According to a report by the Deutsche Börse Venture Network, a subsidiary of Frankfurt Stock Exchange operator Deutsche Börse Group, only 12% of capital raised for startups in Germany, Switzerland and Austria during later funding rounds comes from within these countries. By comparison, almost half of the funding during these later rounds stems from the US and Canada.
“The startups then just go abroad,” Grün said. With many businesses eventually moving to countries such as the US and China, Germany is losing valuable firms which initiatives such as the Digital Church helped grow.
The power of confessing failures
Creative ideas, the courage to take risks and allowing for possible failure are three essential characteristics of founders. But these qualities are seldom promoted in Germany. “The problem is that, instead of seeing opportunities, most people see cause for concern,” said Grün. According to startup founder Host, failure is seen as a taboo: “Most founders don’t publicly talk about things that didn’t go as planned.”
To break the taboo, the Digital Church organizes public confessionals, so-called F***-up Stories. During these virtual events, founders share their stories of past failures. The aim is to establish a culture that is more tolerant of mistakes; one in which success is not equated with perfection but measured in experiences and results.

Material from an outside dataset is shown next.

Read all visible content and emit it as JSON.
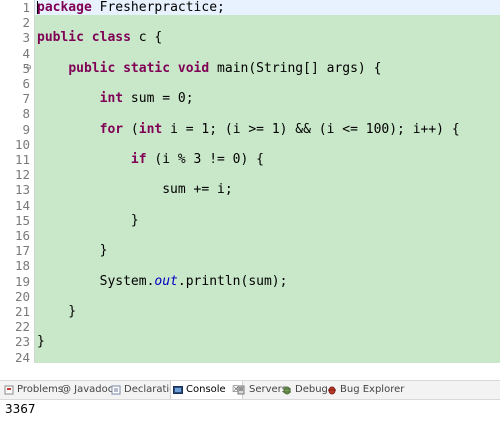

Host has also sat in the confessional chair during a F***-up Stories event. His first startup did not work out. Instead of keeping quiet, he shared his past mistakes with a large audience. “If you are made aware that someone failed at a particular hurdle, you can minimize the chances of failing at it yourself,” he said.
A constant mumbling fills the space beneath the high ceilings of the former church. At an office desk below the pulpit, a young man is coding intently. In one of the aisles, three founders are tinkering with a formula. Inside these old walls, there is no sense of self-doubt. The real challenge awaits outside.